Saturday Evening Friends,
A common observation during the Covid pandemic has been a subtle change in how we experience the passage of time. We might call our notice of a time warp as “pandemic time.” We may have felt that time often seemed to pass slower and other times it passed faster. We needed to remind ourselves what day it was or what we did earlier in the week. And assuming there is such a thing as "pandemic time," why is it so? Why might we find the passing of "pandemic time" both a positive, welcome change and yet in other ways depressing? I have been thinking about these questions when I read a study on "Covid Time" that I will cite below for your reference if you are interested.*
I find the question of the impact of the pandemic on our sense of time to be important because our strangely altered measure of time may be one of the primary ways we ourselves are also being altered during the pandemic in terms of our psyche. I have always considered myself quite attentive to time as my way of orienting to my schedules for work, mealtimes, even relationships, and life in general. The shift to “pandemic time” has disoriented me from my reliable means of framing my day and my life itself.
One obvious response when our cyclical commemorations such as birthdays or holidays are disrupted or delayed is to experience a sense of loss which in turn makes us ever more appreciative of how we use our precious time in our lives.

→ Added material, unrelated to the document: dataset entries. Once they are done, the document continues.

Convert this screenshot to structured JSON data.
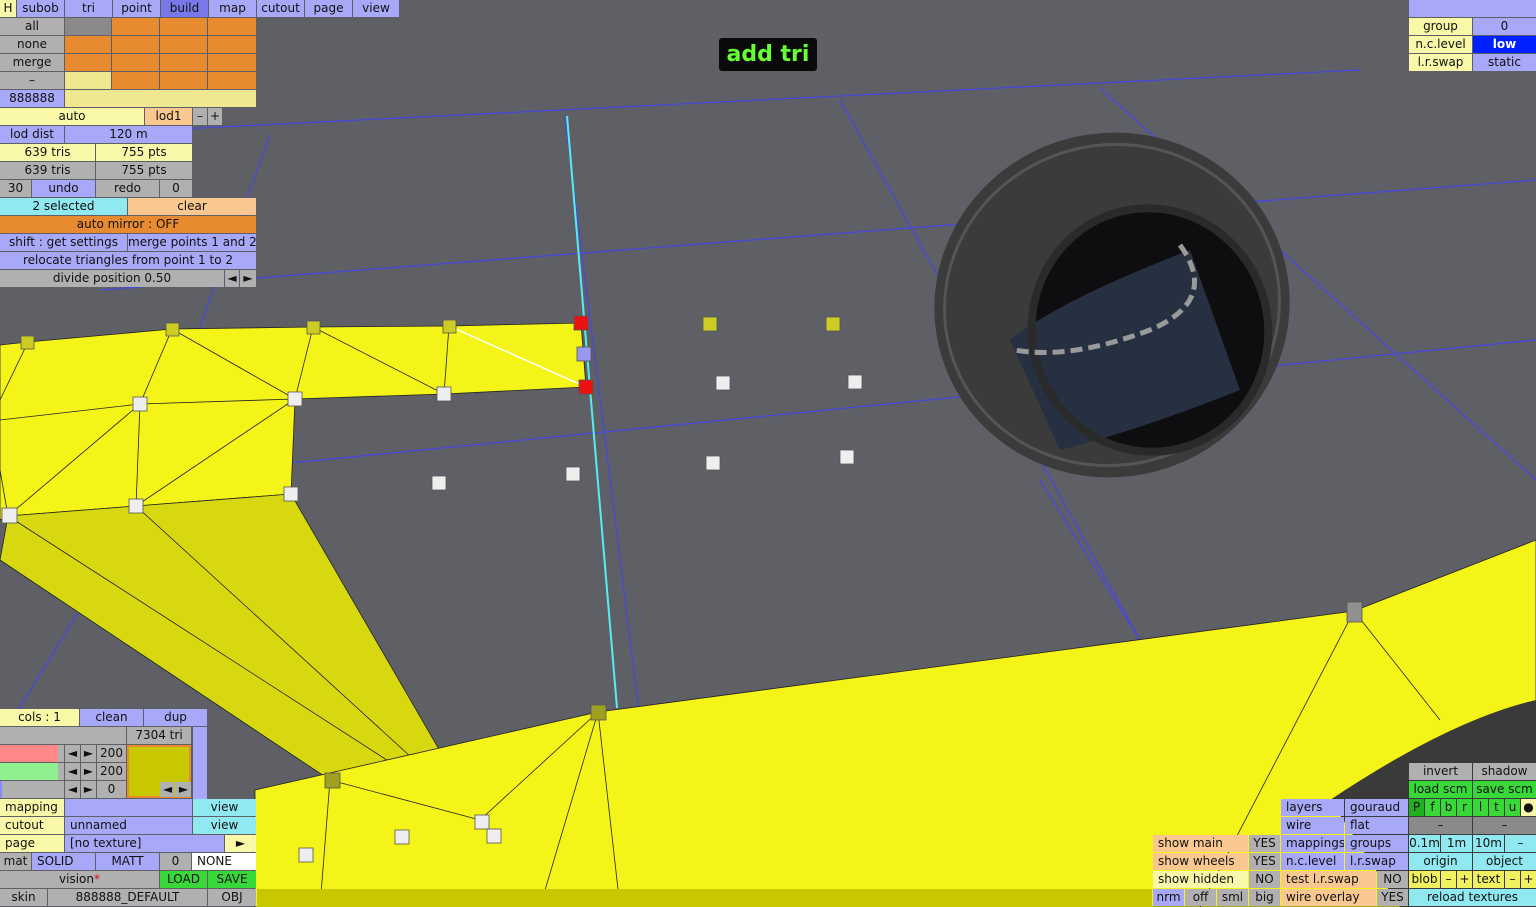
{
  "status_badge": "add tri",
  "top_menu": {
    "h": "H",
    "tabs": [
      "subob",
      "tri",
      "point",
      "build",
      "map",
      "cutout",
      "page",
      "view"
    ],
    "active_tab": "build"
  },
  "select_panel": {
    "buttons": [
      "all",
      "none",
      "merge",
      "–"
    ],
    "color_code": "888888"
  },
  "lod_panel": {
    "auto": "auto",
    "lod": "lod1",
    "minus": "–",
    "plus": "+",
    "lod_dist_label": "lod dist",
    "lod_dist_value": "120 m",
    "tris_1": "639 tris",
    "pts_1": "755 pts",
    "tris_2": "639 tris",
    "pts_2": "755 pts",
    "undo_count": "30",
    "undo": "undo",
    "redo": "redo",
    "redo_count": "0"
  },
  "selection_panel": {
    "selected": "2 selected",
    "clear": "clear",
    "auto_mirror": "auto mirror : OFF",
    "shift_settings": "shift : get settings",
    "merge_points": "merge points 1 and 2",
    "relocate": "relocate triangles from point 1 to 2",
    "divide": "divide position 0.50",
    "arrow_left": "◄",
    "arrow_right": "►"
  },
  "top_right": {
    "group_label": "group",
    "group_value": "0",
    "nc_level_label": "n.c.level",
    "nc_level_value": "low",
    "lr_swap_label": "l.r.swap",
    "lr_swap_value": "static"
  },
  "colour_panel": {
    "cols": "cols : 1",
    "clean": "clean",
    "dup": "dup",
    "tri_count": "7304 tri",
    "values": [
      "200",
      "200",
      "0"
    ],
    "swatch_color": "#c8c800",
    "arrow_left": "◄",
    "arrow_right": "►"
  },
  "material_panel": {
    "mapping": "mapping",
    "view1": "view",
    "cutout": "cutout",
    "cutout_value": "unnamed",
    "view2": "view",
    "page": "page",
    "page_value": "[no texture]",
    "page_arrow": "►",
    "mat": "mat",
    "solid": "SOLID",
    "matt": "MATT",
    "mat_num": "0",
    "none": "NONE",
    "vision": "vision",
    "vision_star": "*",
    "load": "LOAD",
    "save": "SAVE",
    "skin": "skin",
    "skin_value": "888888_DEFAULT",
    "obj": "OBJ"
  },
  "view_panel": {
    "show_main": "show main",
    "show_main_value": "YES",
    "show_wheels": "show wheels",
    "show_wheels_value": "YES",
    "show_hidden": "show hidden",
    "show_hidden_value": "NO",
    "nrm": "nrm",
    "off": "off",
    "sml": "sml",
    "big": "big",
    "layers": "layers",
    "gouraud": "gouraud",
    "wire": "wire",
    "flat": "flat",
    "mappings": "mappings",
    "groups": "groups",
    "nc_level": "n.c.level",
    "lr_swap": "l.r.swap",
    "test_lr_swap": "test l.r.swap",
    "test_lr_swap_value": "NO",
    "wire_overlay": "wire overlay",
    "wire_overlay_value": "YES",
    "invert": "invert",
    "shadow": "shadow",
    "load_scm": "load scm",
    "save_scm": "save scm",
    "letters": [
      "P",
      "f",
      "b",
      "r",
      "l",
      "t",
      "u"
    ],
    "dot": "●",
    "dash1": "–",
    "dash2": "–",
    "step_01": "0.1m",
    "step_1": "1m",
    "step_10": "10m",
    "step_minus": "–",
    "origin": "origin",
    "object": "object",
    "blob": "blob",
    "blob_minus": "–",
    "blob_plus": "+",
    "text": "text",
    "text_minus": "–",
    "text_plus": "+",
    "reload_textures": "reload textures"
  }
}
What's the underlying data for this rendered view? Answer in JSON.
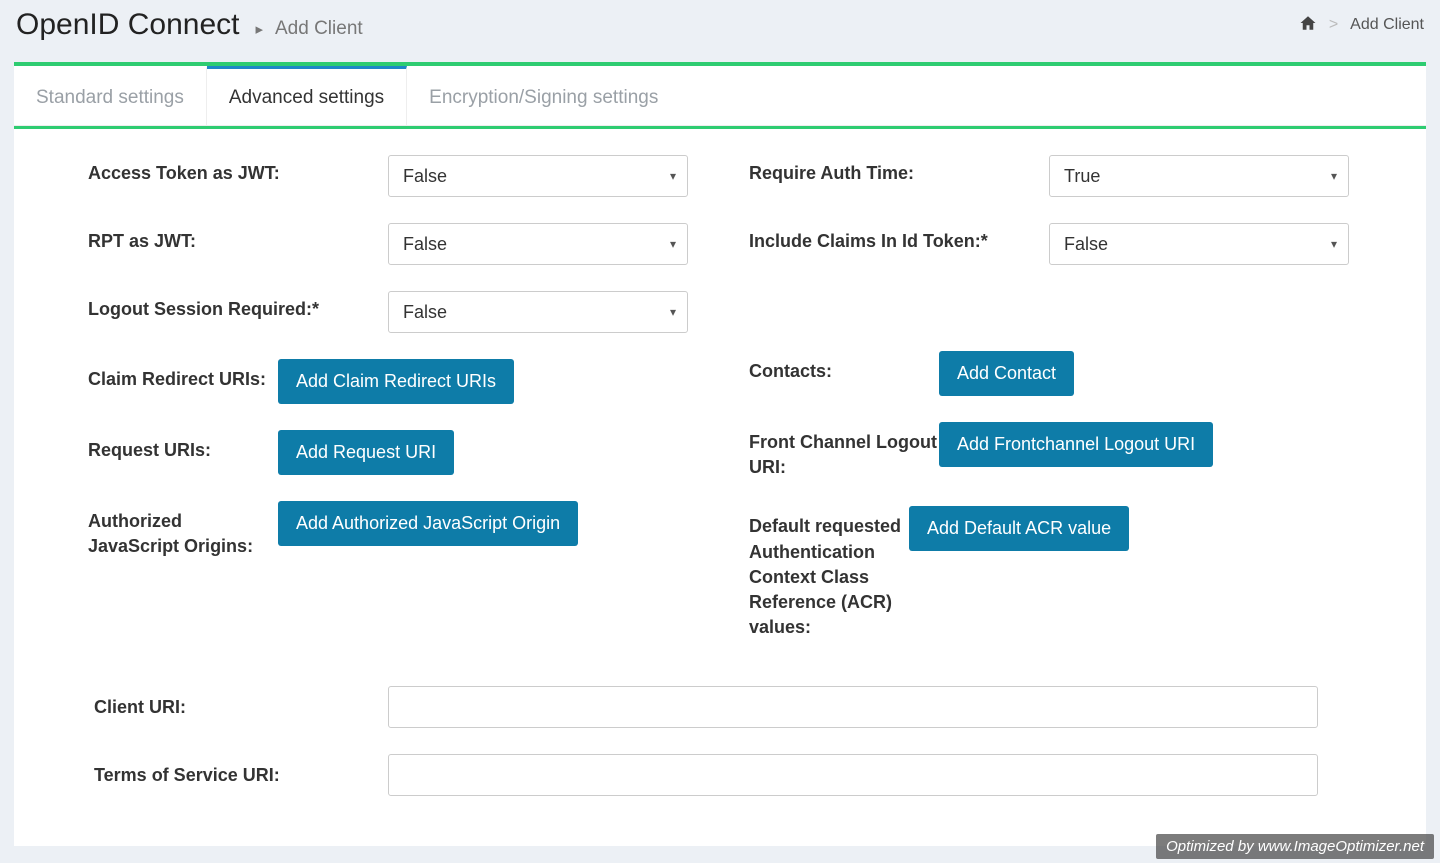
{
  "header": {
    "title": "OpenID Connect",
    "subtitle": "Add Client"
  },
  "breadcrumb": {
    "home": "Home",
    "current": "Add Client"
  },
  "tabs": {
    "standard": "Standard settings",
    "advanced": "Advanced settings",
    "encryption": "Encryption/Signing settings"
  },
  "left": {
    "access_token_jwt": {
      "label": "Access Token as JWT:",
      "value": "False"
    },
    "rpt_jwt": {
      "label": "RPT as JWT:",
      "value": "False"
    },
    "logout_session": {
      "label": "Logout Session Required:*",
      "value": "False"
    },
    "claim_redirect": {
      "label": "Claim Redirect URIs:",
      "button": "Add Claim Redirect URIs"
    },
    "request_uris": {
      "label": "Request URIs:",
      "button": "Add Request URI"
    },
    "authorized_js": {
      "label": "Authorized JavaScript Origins:",
      "button": "Add Authorized JavaScript Origin"
    }
  },
  "right": {
    "require_auth_time": {
      "label": "Require Auth Time:",
      "value": "True"
    },
    "include_claims": {
      "label": "Include Claims In Id Token:*",
      "value": "False"
    },
    "contacts": {
      "label": "Contacts:",
      "button": "Add Contact"
    },
    "front_channel": {
      "label": "Front Channel Logout URI:",
      "button": "Add Frontchannel Logout URI"
    },
    "default_acr": {
      "label": "Default requested Authentication Context Class Reference (ACR) values:",
      "button": "Add Default ACR value"
    }
  },
  "bottom": {
    "client_uri": {
      "label": "Client URI:",
      "value": ""
    },
    "tos_uri": {
      "label": "Terms of Service URI:",
      "value": ""
    }
  },
  "watermark": "Optimized by www.ImageOptimizer.net"
}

Many of us have thought about what it would mean if we were to suddenly contract Covid and die. And faced with this heightened awareness of our mortality we are challenged more urgently to repair broken relationships and straighten our affairs.
More commonly we have come to examine how we use our time on a daily basis. We may have found it liberating to know we don’t need to take as much time to shop or commute to work, for example. And, in turn, we may have learned we need to continue the Covid gift of more down time with family and friends and to make up for lost time during Covid with others.
Whatever the gains or losses from “pandemic time”, it has also induced anxiety and our bouts of depression. “Pandemic time” is almost synonymous with anxious and extended periods of waiting - waiting for some assurances that the pandemic will be over, waiting for vaccinations and incubations, waiting for schools and restaurants to reopen, waiting to be able to visit in person again. And the act of waiting, especially with no known end time, will always be a challenge for us. We Americans are not used to deferred gratifications!
In response to all this I am celebrating Advent, my favorite liturgical season in the Christian tradition. Advent is recognized symbolically as the time leading up to Jesus’ birth that includes four preceding Sundays before Christmas. It is traditionally a time of waiting for the birth of Jesus, a pregnant time, an expectant time, with all the quiet reflection it evokes. Advent also coincides with anticipation of the Solstice and the turning of the sun toward the promise of more light which further emphasizes this as the season of waiting and anticipation. The Advent season also includes another poignant symbol of waiting for me, and that is the way rhododendron and azalea plants, among others, establish their buds in the fall which means they must endure waiting through the freezing cold of winter. There they are in the coldest days of the year yet so full of promise and hope as they patiently await their full bloom in the spring. Nature has set its own surprising timetable that defies what we would expect of good order as though to make the point that waiting against common expectations only makes the waiting all the more glorious and wondrous.
We cannot know ultimately, of course, if and when the long wait for relief from the pandemic will be considered over. I do know that built into our human rituals and the examples in the natural world, we are invited to enter into a mode of patience, hope and trust, that our waiting will not be in vain. In discouragement we can look to the mystery of the indomitable rhodies and the cycles of the sun, or we can join in the hallowed meditations of Advent to remind us we simply need to wait. And in our hopeful moments we can also anticipate the gift of a beautiful blossom and the thaw of the Solstice sun on a reemerging world.